** Directions for this task **
Return all of the entries word for word, but omit the pictures they contain.

** Extracted data **
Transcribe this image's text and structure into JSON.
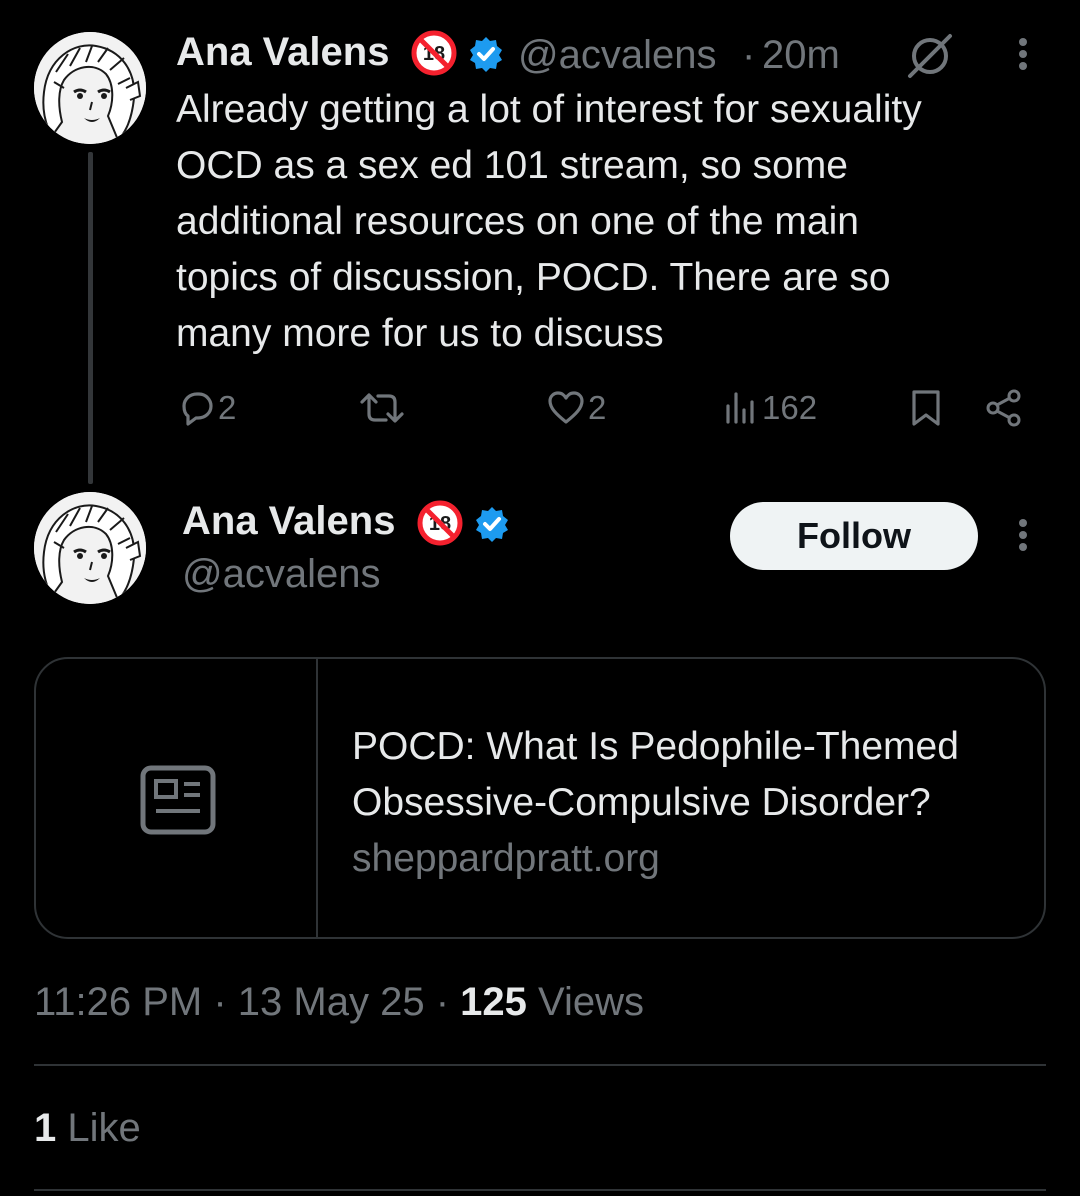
{
  "tweet": {
    "author_name": "Ana Valens",
    "handle": "@acvalens",
    "separator": "·",
    "time_ago": "20m",
    "text": "Already getting a lot of interest for sexuality\nOCD as a sex ed 101 stream, so some\nadditional resources on one of the main\ntopics of discussion, POCD. There are so\nmany more for us to discuss",
    "actions": {
      "replies": "2",
      "retweets": "",
      "likes": "2",
      "views": "162"
    }
  },
  "reply": {
    "author_name": "Ana Valens",
    "handle": "@acvalens",
    "follow_label": "Follow",
    "card": {
      "title": "POCD: What Is Pedophile-Themed Obsessive-Compulsive Disorder?",
      "domain": "sheppardpratt.org"
    },
    "time": "11:26 PM",
    "sep1": " · ",
    "date": "13 May 25",
    "sep2": " · ",
    "views_count": "125",
    "views_label": " Views",
    "likes_count": "1",
    "likes_label": " Like"
  },
  "colors": {
    "background": "#000000",
    "text": "#e7e9ea",
    "muted": "#71767b",
    "verified": "#1d9bf0",
    "badge18": "#f4212e",
    "border": "#2f3336"
  },
  "icons": [
    "grok-icon",
    "more-icon",
    "reply-icon",
    "retweet-icon",
    "like-icon",
    "views-icon",
    "bookmark-icon",
    "share-icon",
    "verified-icon",
    "no-under-18-icon",
    "article-icon"
  ]
}
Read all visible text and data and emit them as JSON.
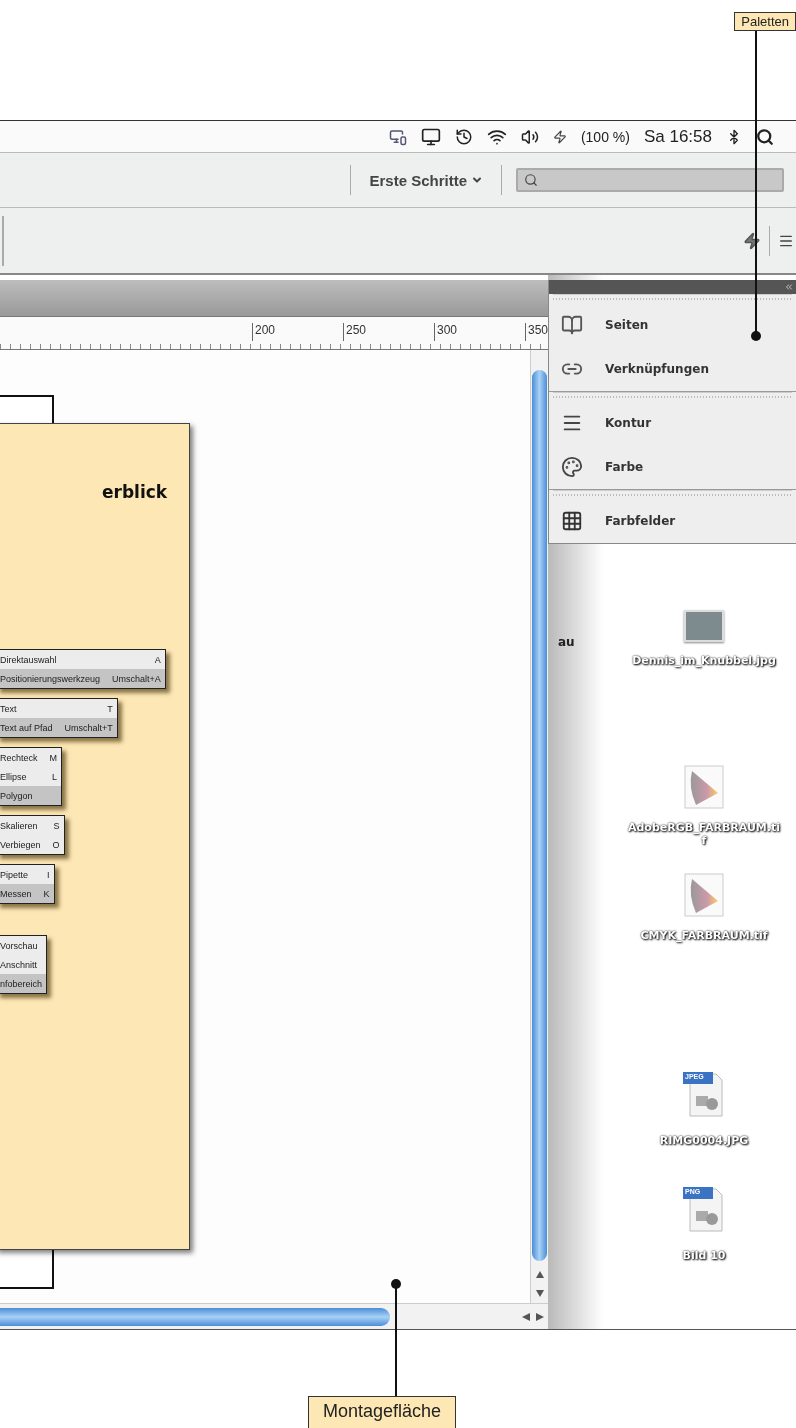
{
  "callouts": [
    {
      "label": "Paletten"
    },
    {
      "label": "Montagefläche"
    }
  ],
  "menubar": {
    "battery": "(100 %)",
    "clock": "Sa 16:58"
  },
  "appbar": {
    "workspace": "Erste Schritte"
  },
  "ruler": {
    "labels": [
      "200",
      "250",
      "300",
      "350"
    ]
  },
  "document": {
    "heading": "erblick",
    "menus": [
      [
        {
          "label": "Direktauswahl",
          "shortcut": "A",
          "selected": false
        },
        {
          "label": "Positionierungswerkzeug",
          "shortcut": "Umschalt+A",
          "selected": true
        }
      ],
      [
        {
          "label": "Text",
          "shortcut": "T",
          "selected": false
        },
        {
          "label": "Text auf Pfad",
          "shortcut": "Umschalt+T",
          "selected": true
        }
      ],
      [
        {
          "label": "Rechteck",
          "shortcut": "M",
          "selected": false
        },
        {
          "label": "Ellipse",
          "shortcut": "L",
          "selected": false
        },
        {
          "label": "Polygon",
          "selected": true
        }
      ],
      [
        {
          "label": "Skalieren",
          "shortcut": "S",
          "selected": false
        },
        {
          "label": "Verbiegen",
          "shortcut": "O",
          "selected": false
        }
      ],
      [
        {
          "label": "Pipette",
          "shortcut": "I",
          "selected": false
        },
        {
          "label": "Messen",
          "shortcut": "K",
          "selected": true
        }
      ],
      [
        {
          "label": "Vorschau",
          "selected": false
        },
        {
          "label": "Anschnitt",
          "selected": false
        },
        {
          "label": "nfobereich",
          "selected": true
        }
      ]
    ]
  },
  "panels": [
    [
      {
        "label": "Seiten",
        "kind": "pages"
      },
      {
        "label": "Verknüpfungen",
        "kind": "links"
      }
    ],
    [
      {
        "label": "Kontur",
        "kind": "stroke"
      },
      {
        "label": "Farbe",
        "kind": "color"
      }
    ],
    [
      {
        "label": "Farbfelder",
        "kind": "swatches"
      }
    ]
  ],
  "desktop": {
    "cut_label": "au",
    "files": [
      {
        "name": "Dennis_im_Knubbel.jpg",
        "kind": "photo"
      },
      {
        "name": "AdobeRGB_FARBRAUM.tif",
        "kind": "profile"
      },
      {
        "name": "CMYK_FARBRAUM.tif",
        "kind": "profile"
      },
      {
        "name": "RIMG0004.JPG",
        "kind": "document",
        "badge": "JPEG"
      },
      {
        "name": "Bild 10",
        "kind": "document",
        "badge": "PNG"
      }
    ]
  }
}
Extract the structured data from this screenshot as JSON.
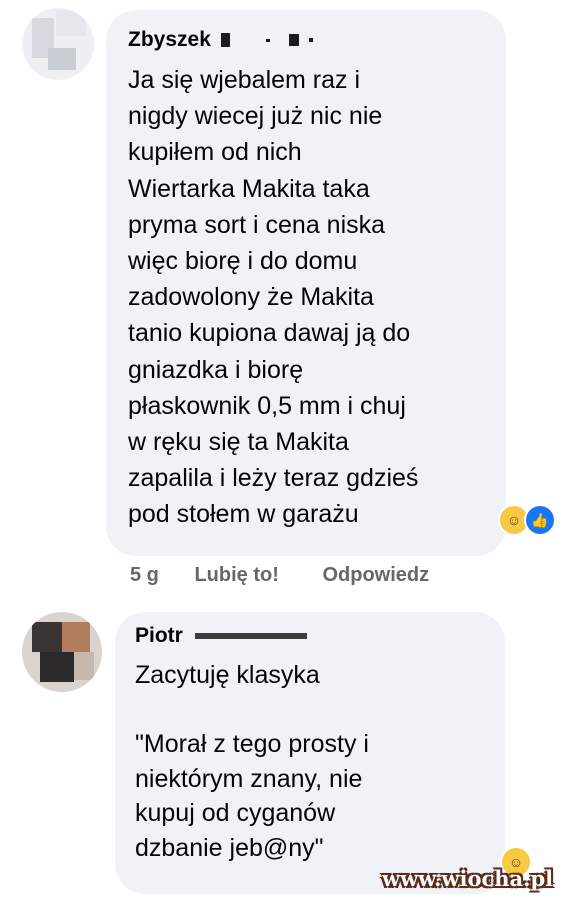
{
  "comments": [
    {
      "author": "Zbyszek",
      "text": "Ja się wjebalem raz i\nnigdy wiecej już nic nie\nkupiłem od nich\nWiertarka Makita taka\npryma sort i cena niska\nwięc biorę i do domu\nzadowolony że Makita\ntanio kupiona dawaj ją do\ngniazdka i biorę\npłaskownik 0,5 mm i chuj\nw ręku się ta Makita\nzapalila i leży teraz gdzieś\npod stołem w garażu",
      "reactions": [
        "haha-icon",
        "like-icon"
      ],
      "actions": {
        "time": "5 g",
        "like": "Lubię to!",
        "reply": "Odpowiedz"
      }
    },
    {
      "author": "Piotr",
      "text": "Zacytuję klasyka\n\n\"Morał z tego prosty i\nniektórym znany, nie\nkupuj od cyganów\ndzbanie jeb@ny\"",
      "reactions": [
        "haha-icon"
      ]
    }
  ],
  "watermark": "www.wiocha.pl",
  "colors": {
    "bubble": "#f0f2f5",
    "meta_text": "#65676b",
    "like_blue": "#1877f2",
    "haha_yellow": "#f7c944"
  }
}
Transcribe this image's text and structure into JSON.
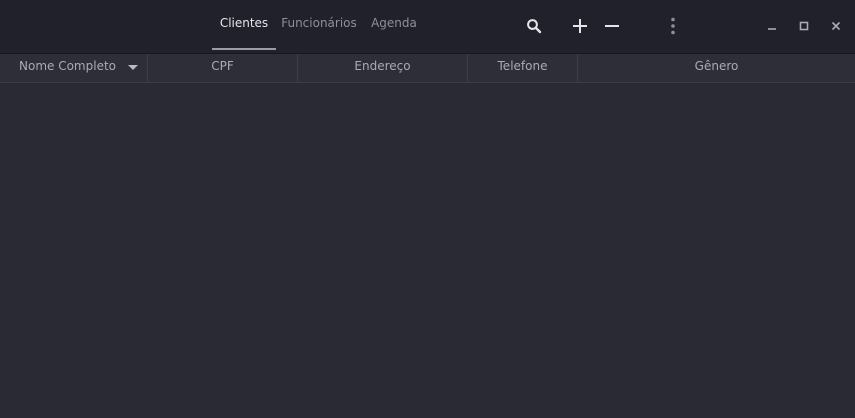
{
  "tabs": [
    {
      "label": "Clientes",
      "active": true
    },
    {
      "label": "Funcionários",
      "active": false
    },
    {
      "label": "Agenda",
      "active": false
    }
  ],
  "header_buttons": {
    "search": "search-icon",
    "add": "plus-icon",
    "remove": "minus-icon",
    "menu": "vertical-dots-icon"
  },
  "window_controls": {
    "minimize": "minimize-icon",
    "maximize": "maximize-icon",
    "close": "close-icon"
  },
  "table": {
    "columns": [
      "Nome Completo",
      "CPF",
      "Endereço",
      "Telefone",
      "Gênero"
    ],
    "sort_column": "Nome Completo",
    "sort_direction": "descending",
    "rows": []
  },
  "colors": {
    "background": "#292a34",
    "headerbar": "#20212a",
    "column_header": "#2d2e38",
    "active_tab": "#e6e7ea",
    "inactive_tab": "#8e9099"
  }
}
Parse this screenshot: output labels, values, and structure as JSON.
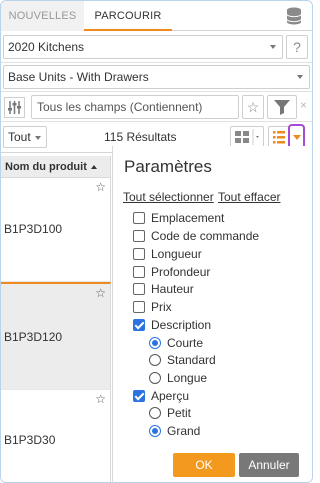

** Exercise answer **
Transcribe this image's text and structure into JSON.
{
  "tweet": {
    "author_name": "Ana Valens",
    "handle": "@acvalens",
    "separator": "·",
    "time_ago": "20m",
    "text": "Already getting a lot of interest for sexuality\nOCD as a sex ed 101 stream, so some\nadditional resources on one of the main\ntopics of discussion, POCD. There are so\nmany more for us to discuss",
    "actions": {
      "replies": "2",
      "retweets": "",
      "likes": "2",
      "views": "162"
    }
  },
  "reply": {
    "author_name": "Ana Valens",
    "handle": "@acvalens",
    "follow_label": "Follow",
    "card": {
      "title": "POCD: What Is Pedophile-Themed Obsessive-Compulsive Disorder?",
      "domain": "sheppardpratt.org"
    },
    "time": "11:26 PM",
    "sep1": " · ",
    "date": "13 May 25",
    "sep2": " · ",
    "views_count": "125",
    "views_label": " Views",
    "likes_count": "1",
    "likes_label": " Like"
  },
  "colors": {
    "background": "#000000",
    "text": "#e7e9ea",
    "muted": "#71767b",
    "verified": "#1d9bf0",
    "badge18": "#f4212e",
    "border": "#2f3336"
  },
  "icons": [
    "grok-icon",
    "more-icon",
    "reply-icon",
    "retweet-icon",
    "like-icon",
    "views-icon",
    "bookmark-icon",
    "share-icon",
    "verified-icon",
    "no-under-18-icon",
    "article-icon"
  ]
}
Read all visible text and data and emit them as JSON.
{
  "callouts": [
    {
      "label": "Paletten"
    },
    {
      "label": "Montagefläche"
    }
  ],
  "menubar": {
    "battery": "(100 %)",
    "clock": "Sa 16:58"
  },
  "appbar": {
    "workspace": "Erste Schritte"
  },
  "ruler": {
    "labels": [
      "200",
      "250",
      "300",
      "350"
    ]
  },
  "document": {
    "heading": "erblick",
    "menus": [
      [
        {
          "label": "Direktauswahl",
          "shortcut": "A",
          "selected": false
        },
        {
          "label": "Positionierungswerkzeug",
          "shortcut": "Umschalt+A",
          "selected": true
        }
      ],
      [
        {
          "label": "Text",
          "shortcut": "T",
          "selected": false
        },
        {
          "label": "Text auf Pfad",
          "shortcut": "Umschalt+T",
          "selected": true
        }
      ],
      [
        {
          "label": "Rechteck",
          "shortcut": "M",
          "selected": false
        },
        {
          "label": "Ellipse",
          "shortcut": "L",
          "selected": false
        },
        {
          "label": "Polygon",
          "selected": true
        }
      ],
      [
        {
          "label": "Skalieren",
          "shortcut": "S",
          "selected": false
        },
        {
          "label": "Verbiegen",
          "shortcut": "O",
          "selected": false
        }
      ],
      [
        {
          "label": "Pipette",
          "shortcut": "I",
          "selected": false
        },
        {
          "label": "Messen",
          "shortcut": "K",
          "selected": true
        }
      ],
      [
        {
          "label": "Vorschau",
          "selected": false
        },
        {
          "label": "Anschnitt",
          "selected": false
        },
        {
          "label": "nfobereich",
          "selected": true
        }
      ]
    ]
  },
  "panels": [
    [
      {
        "label": "Seiten",
        "kind": "pages"
      },
      {
        "label": "Verknüpfungen",
        "kind": "links"
      }
    ],
    [
      {
        "label": "Kontur",
        "kind": "stroke"
      },
      {
        "label": "Farbe",
        "kind": "color"
      }
    ],
    [
      {
        "label": "Farbfelder",
        "kind": "swatches"
      }
    ]
  ],
  "desktop": {
    "cut_label": "au",
    "files": [
      {
        "name": "Dennis_im_Knubbel.jpg",
        "kind": "photo"
      },
      {
        "name": "AdobeRGB_FARBRAUM.tif",
        "kind": "profile"
      },
      {
        "name": "CMYK_FARBRAUM.tif",
        "kind": "profile"
      },
      {
        "name": "RIMG0004.JPG",
        "kind": "document",
        "badge": "JPEG"
      },
      {
        "name": "Bild 10",
        "kind": "document",
        "badge": "PNG"
      }
    ]
  }
}
Extract the structured data from this screenshot as JSON.
{
  "comments": [
    {
      "author": "Zbyszek",
      "text": "Ja się wjebalem raz i\nnigdy wiecej już nic nie\nkupiłem od nich\nWiertarka Makita taka\npryma sort i cena niska\nwięc biorę i do domu\nzadowolony że Makita\ntanio kupiona dawaj ją do\ngniazdka i biorę\npłaskownik 0,5 mm i chuj\nw ręku się ta Makita\nzapalila i leży teraz gdzieś\npod stołem w garażu",
      "reactions": [
        "haha-icon",
        "like-icon"
      ],
      "actions": {
        "time": "5 g",
        "like": "Lubię to!",
        "reply": "Odpowiedz"
      }
    },
    {
      "author": "Piotr",
      "text": "Zacytuję klasyka\n\n\"Morał z tego prosty i\nniektórym znany, nie\nkupuj od cyganów\ndzbanie jeb@ny\"",
      "reactions": [
        "haha-icon"
      ]
    }
  ],
  "watermark": "www.wiocha.pl",
  "colors": {
    "bubble": "#f0f2f5",
    "meta_text": "#65676b",
    "like_blue": "#1877f2",
    "haha_yellow": "#f7c944"
  }
}
Transcribe this image's text and structure into JSON.
{
  "tabs": [
    {
      "label": "Clientes",
      "active": true
    },
    {
      "label": "Funcionários",
      "active": false
    },
    {
      "label": "Agenda",
      "active": false
    }
  ],
  "header_buttons": {
    "search": "search-icon",
    "add": "plus-icon",
    "remove": "minus-icon",
    "menu": "vertical-dots-icon"
  },
  "window_controls": {
    "minimize": "minimize-icon",
    "maximize": "maximize-icon",
    "close": "close-icon"
  },
  "table": {
    "columns": [
      "Nome Completo",
      "CPF",
      "Endereço",
      "Telefone",
      "Gênero"
    ],
    "sort_column": "Nome Completo",
    "sort_direction": "descending",
    "rows": []
  },
  "colors": {
    "background": "#292a34",
    "headerbar": "#20212a",
    "column_header": "#2d2e38",
    "active_tab": "#e6e7ea",
    "inactive_tab": "#8e9099"
  }
}
Parse this screenshot: output labels, values, and structure as JSON.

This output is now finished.